Material to process: Begin

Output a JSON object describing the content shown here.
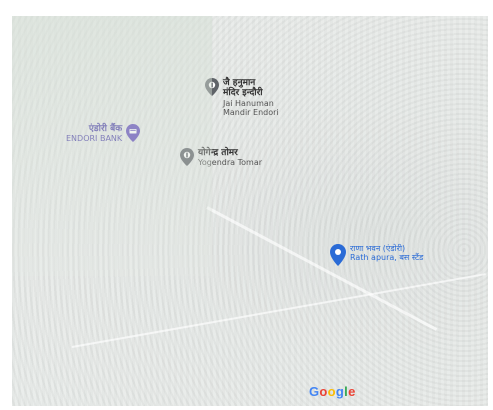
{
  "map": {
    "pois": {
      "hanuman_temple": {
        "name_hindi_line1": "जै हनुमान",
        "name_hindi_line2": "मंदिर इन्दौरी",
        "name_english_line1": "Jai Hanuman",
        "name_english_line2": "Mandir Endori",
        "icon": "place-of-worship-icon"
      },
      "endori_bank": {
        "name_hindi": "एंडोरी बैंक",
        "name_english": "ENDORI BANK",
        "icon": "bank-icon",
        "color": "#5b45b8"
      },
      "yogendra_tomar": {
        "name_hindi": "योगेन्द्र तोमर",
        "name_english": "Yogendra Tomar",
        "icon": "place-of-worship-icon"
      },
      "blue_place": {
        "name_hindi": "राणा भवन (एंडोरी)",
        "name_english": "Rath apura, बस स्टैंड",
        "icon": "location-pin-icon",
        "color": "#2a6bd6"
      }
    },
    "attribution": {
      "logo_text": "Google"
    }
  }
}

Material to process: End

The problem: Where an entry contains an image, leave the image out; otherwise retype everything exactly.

Answer to the problem:
Output a JSON object describing the content shown here.
{
  "map": {
    "pois": {
      "hanuman_temple": {
        "name_hindi_line1": "जै हनुमान",
        "name_hindi_line2": "मंदिर इन्दौरी",
        "name_english_line1": "Jai Hanuman",
        "name_english_line2": "Mandir Endori",
        "icon": "place-of-worship-icon"
      },
      "endori_bank": {
        "name_hindi": "एंडोरी बैंक",
        "name_english": "ENDORI BANK",
        "icon": "bank-icon",
        "color": "#5b45b8"
      },
      "yogendra_tomar": {
        "name_hindi": "योगेन्द्र तोमर",
        "name_english": "Yogendra Tomar",
        "icon": "place-of-worship-icon"
      },
      "blue_place": {
        "name_hindi": "राणा भवन (एंडोरी)",
        "name_english": "Rath apura, बस स्टैंड",
        "icon": "location-pin-icon",
        "color": "#2a6bd6"
      }
    },
    "attribution": {
      "logo_text": "Google"
    }
  }
}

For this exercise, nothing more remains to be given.